This review is also up at Channel 24
What it's about
After losing both her fiancée and her dream job in the same day, TV reporter Meghan (Elizabeth Banks) enjoys a rare wild night out with her girlfriends that culminates in a drunken one-night-stand with a poor bartender (James Marsden), Gordon. As it so happens though, her dream job isn't quite the lost cause that she assumed it to be, as a late night missed-call from her agent informs her of a second chance to impress her potential new bosses with her next broadcast – and with eight hours lead-time, it should give her plenty of time to prepare. Unfortunately, after getting locked out of Gordon's apartment with no money, no car, no phone and no idea where on earth she is, those eight hours suddenly start looking like no time at all.
What we thought
Walk of Shame has gotten a right kicking by overseas critics (scoring a paltry 25/100 on Metacritic.com) and a decidedly tepid reaction by ordinary cinema goers (it's a box office bomb even taking into account its limited release), but, as it so happens, it's far from the trainwreck that most critics paint it to be. Obviously, it's no masterpiece as it is, frankly, an immensely stupid piece of comic fluff but – and this is crucial – it's also effortlessly entertaining and pretty consistently funny.
It's simply ridiculous that Walk of Shame has crashed and burned, while a truly hateful piece of crap like That's My Boy – by my reckoning, the absolute nadir of Adam Sandler's film career - somehow managed to score six more points than Walk of Shame on Metacritic and made a big fat profit while doing so. Now, no one is going to confuse Walk of Shame for The Naked Gun, The Big Lebowski or Monty Python's Life of Brian, but for a dumbo Hollywood comedy, it easily annihilates most of its competition.
Its major coup de grace, of course, is Elizabeth Banks in the lead role. Banks is an effortlessly likeable screen presence who also happens to be really, really funny. She is supported by a dozen-odd great supporting characters, including similarly likeable and funny people like Community's Gillian Jacobs and a puppy-doggish James Marsden but this is Banks' movie all the way, from first frame to last. The character she plays could so easily have been an annoying, neurotic pain in the ass but Banks ensures that you are always on her side and always laughing with her, rather than at her.
There's also a sense that Banks and the other impressive comedic actors in the film elevate much of the material because, though writer/ director Steven Brill (Little Nicky, Mr Deeds) has delivered what is easily the best comedy of his career, nothing about the script or direction stand out particularly. Of course, considering just how rotten a track record he has, the fact that his filmmaking here is simply unexceptional is a huge step up for Brill.

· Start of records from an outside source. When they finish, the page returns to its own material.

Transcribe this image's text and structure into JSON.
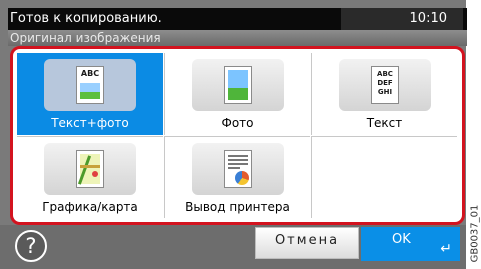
{
  "status": {
    "title": "Готов к копированию.",
    "time": "10:10"
  },
  "subtitle": "Оригинал изображения",
  "options": [
    {
      "label": "Текст+фото",
      "icon": "text-photo-icon",
      "icon_text": "ABC",
      "selected": true
    },
    {
      "label": "Фото",
      "icon": "photo-icon",
      "selected": false
    },
    {
      "label": "Текст",
      "icon": "text-icon",
      "icon_text": "ABC DEF GHI",
      "selected": false
    },
    {
      "label": "Графика/карта",
      "icon": "map-icon",
      "selected": false
    },
    {
      "label": "Вывод принтера",
      "icon": "printer-output-icon",
      "selected": false
    }
  ],
  "buttons": {
    "help": "?",
    "cancel": "Отмена",
    "ok": "OK",
    "enter_glyph": "↵"
  },
  "doc_code": "GB0037_01",
  "colors": {
    "accent_blue": "#0b8be4",
    "frame_red": "#d3131f"
  }
}
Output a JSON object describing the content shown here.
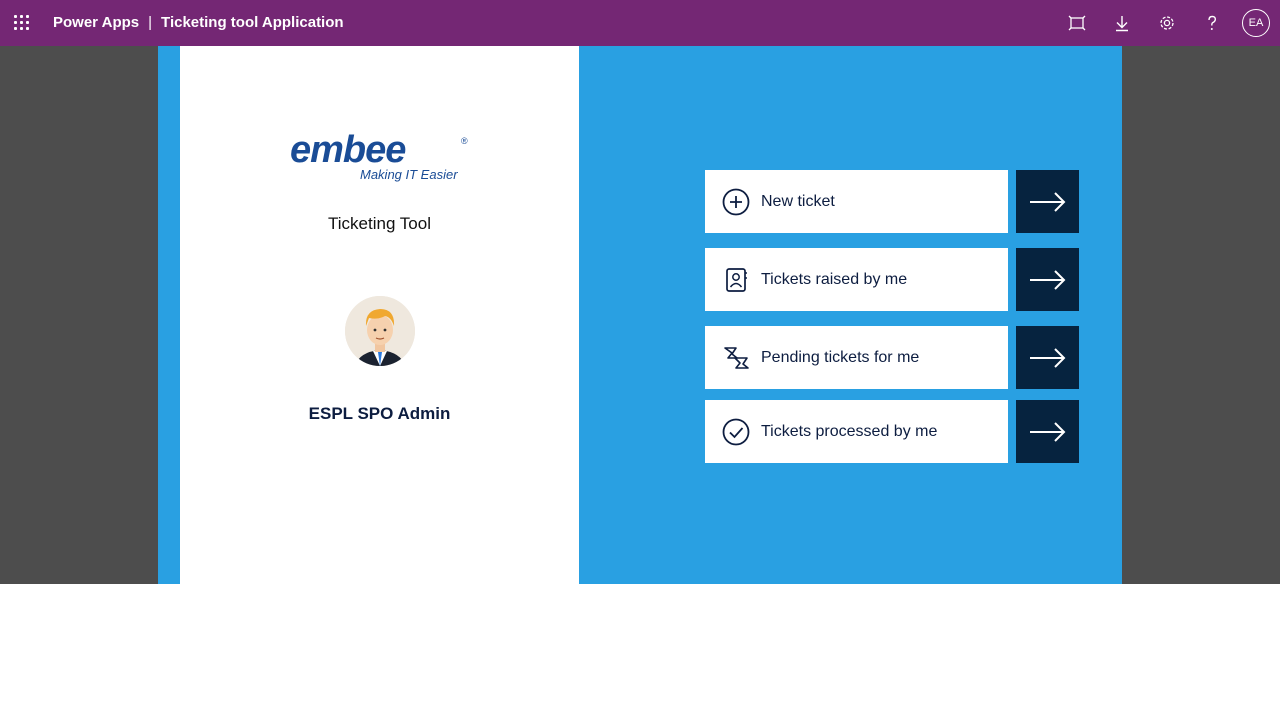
{
  "header": {
    "app_name": "Power Apps",
    "separator": "|",
    "app_title": "Ticketing tool Application",
    "user_initials": "EA",
    "icons": [
      "waffle-icon",
      "fit-to-screen-icon",
      "download-icon",
      "settings-gear-icon",
      "help-icon"
    ]
  },
  "left": {
    "logo_text": "embee",
    "logo_registered": "®",
    "logo_tagline": "Making IT Easier",
    "tool_title": "Ticketing Tool",
    "user_name": "ESPL SPO Admin"
  },
  "menu": [
    {
      "label": "New ticket",
      "icon": "add-circle-icon"
    },
    {
      "label": "Tickets raised by me",
      "icon": "contact-card-icon"
    },
    {
      "label": "Pending tickets for me",
      "icon": "switch-icon"
    },
    {
      "label": "Tickets processed by me",
      "icon": "check-circle-icon"
    }
  ],
  "colors": {
    "header": "#742774",
    "canvas": "#29a0e2",
    "arrow_button": "#06233f",
    "logo_blue": "#1a4c96",
    "logo_red": "#d8262c"
  }
}
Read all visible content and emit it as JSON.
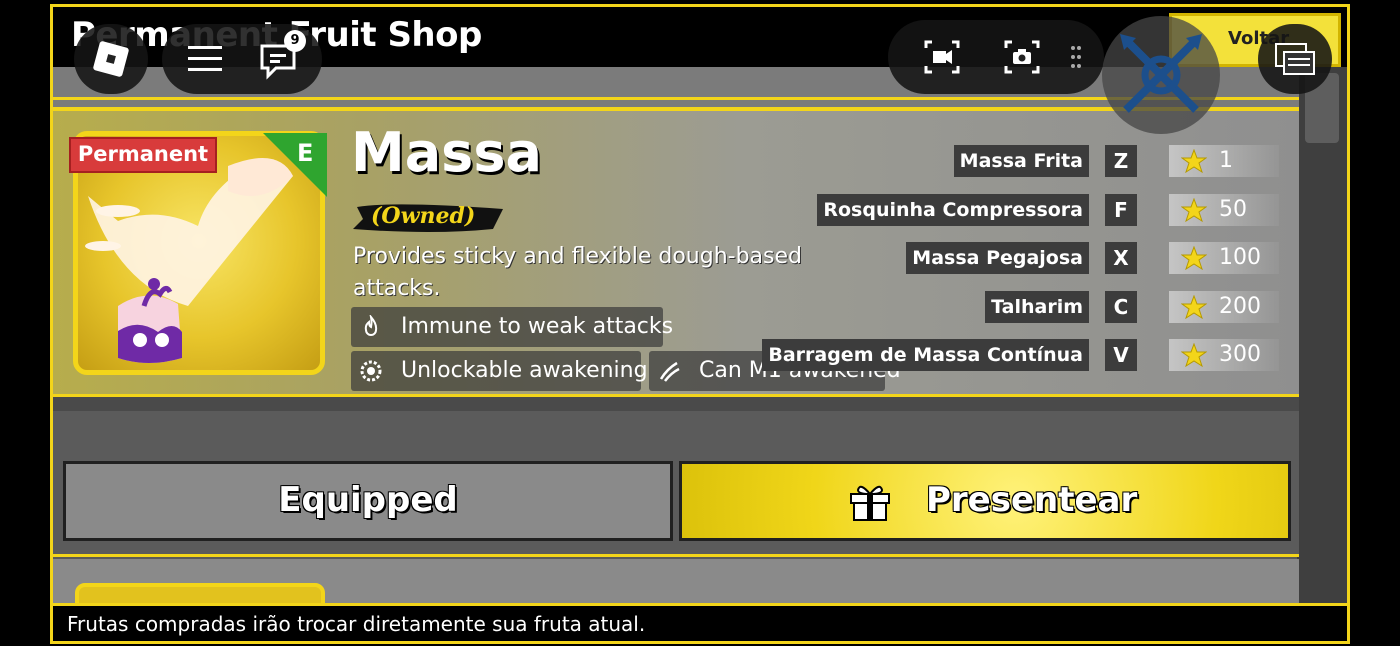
{
  "header": {
    "title": "Permanent Fruit Shop",
    "back_label": "Voltar"
  },
  "roblox_overlay": {
    "notification_count": "9"
  },
  "fruit": {
    "badge": "Permanent",
    "rarity": "E",
    "name": "Massa",
    "owned_label": "(Owned)",
    "description": "Provides sticky and flexible dough-based attacks.",
    "traits": [
      {
        "icon": "flame-icon",
        "label": "Immune to weak attacks"
      },
      {
        "icon": "awakening-icon",
        "label": "Unlockable awakening"
      },
      {
        "icon": "claw-icon",
        "label": "Can M1 awakened"
      }
    ],
    "moves": [
      {
        "name": "Massa Frita",
        "key": "Z",
        "level": "1"
      },
      {
        "name": "Rosquinha Compressora",
        "key": "F",
        "level": "50"
      },
      {
        "name": "Massa Pegajosa",
        "key": "X",
        "level": "100"
      },
      {
        "name": "Talharim",
        "key": "C",
        "level": "200"
      },
      {
        "name": "Barragem de Massa Contínua",
        "key": "V",
        "level": "300"
      }
    ]
  },
  "actions": {
    "equipped_label": "Equipped",
    "gift_label": "Presentear"
  },
  "notice": "Frutas compradas irão trocar diretamente sua fruta atual.",
  "colors": {
    "accent_yellow": "#f3d51a",
    "badge_red": "#d83b3b",
    "rarity_green": "#2fa52f"
  }
}
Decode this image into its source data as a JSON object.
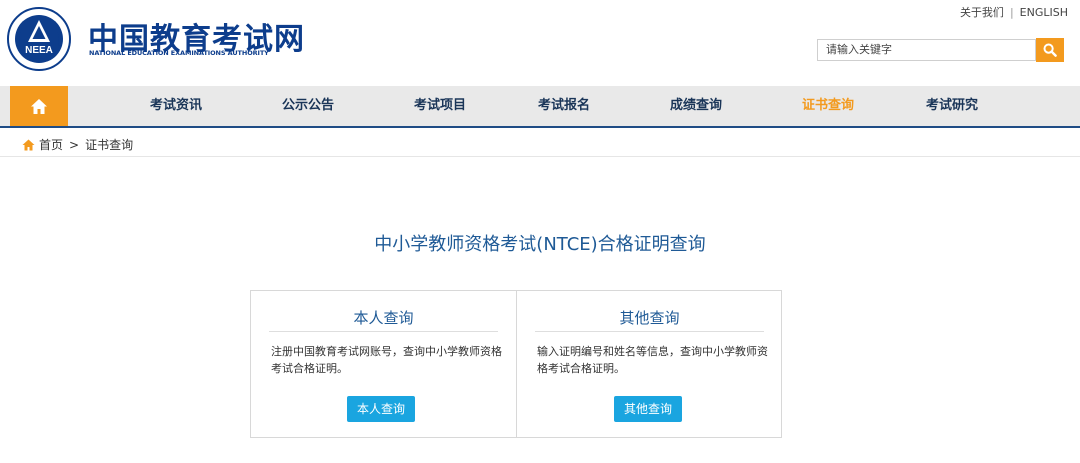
{
  "header": {
    "logo_cn": "中国教育考试网",
    "logo_en": "NATIONAL EDUCATION EXAMINATIONS AUTHORITY",
    "emblem_text": "NEEA",
    "toplinks": {
      "about": "关于我们",
      "separator": "|",
      "english": "ENGLISH"
    },
    "search": {
      "placeholder": "请输入关键字",
      "icon": "search-icon"
    }
  },
  "nav": {
    "home_icon": "home-icon",
    "items": [
      {
        "label": "考试资讯",
        "active": false
      },
      {
        "label": "公示公告",
        "active": false
      },
      {
        "label": "考试项目",
        "active": false
      },
      {
        "label": "考试报名",
        "active": false
      },
      {
        "label": "成绩查询",
        "active": false
      },
      {
        "label": "证书查询",
        "active": true
      },
      {
        "label": "考试研究",
        "active": false
      }
    ]
  },
  "breadcrumb": {
    "home": "首页",
    "separator": ">",
    "current": "证书查询"
  },
  "main": {
    "title": "中小学教师资格考试(NTCE)合格证明查询",
    "cards": [
      {
        "title": "本人查询",
        "desc": "注册中国教育考试网账号，查询中小学教师资格考试合格证明。",
        "button": "本人查询"
      },
      {
        "title": "其他查询",
        "desc": "输入证明编号和姓名等信息，查询中小学教师资格考试合格证明。",
        "button": "其他查询"
      }
    ]
  },
  "colors": {
    "brand_blue": "#0d3d8c",
    "accent_orange": "#f39a1e",
    "nav_bg": "#e9e9e9",
    "title_blue": "#1f5a96",
    "button_blue": "#1aa5e0"
  }
}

Still, stupid is as stupid does and there's no way that even the (allegedly) upcoming Dumb and Dumber sequel will be even half as unabashedly moronic as Walk of Shame. It's not moronic in a way that most Adam Sandler movies are moronic, as it's laughable, rather than slappable but if you've spent your life looking for the world's most inane and badly thought out scripts, you may just have hit the jackpot. Again, it's not offensively stupid at all but when you're not laughing with Meghan and her assorted crew of skanks, weirdos, idiots and puppy-men, you will spend much the movie laughing at just how stupid every single turn of event is and how Brill has somehow found a way to have his characters act in the least believable ways imaginable.
But, really, since when did affably dumb, raucous, good-natured and funny become descriptors for bad comedy? Sure, witty and smart is always preferable to dopey and stupid but if you're going for the latter, rather than the former then you could do a whole lot worse than Walk of Shame. You could, for example, watch The Other Woman. Now THAT would be a bad idea.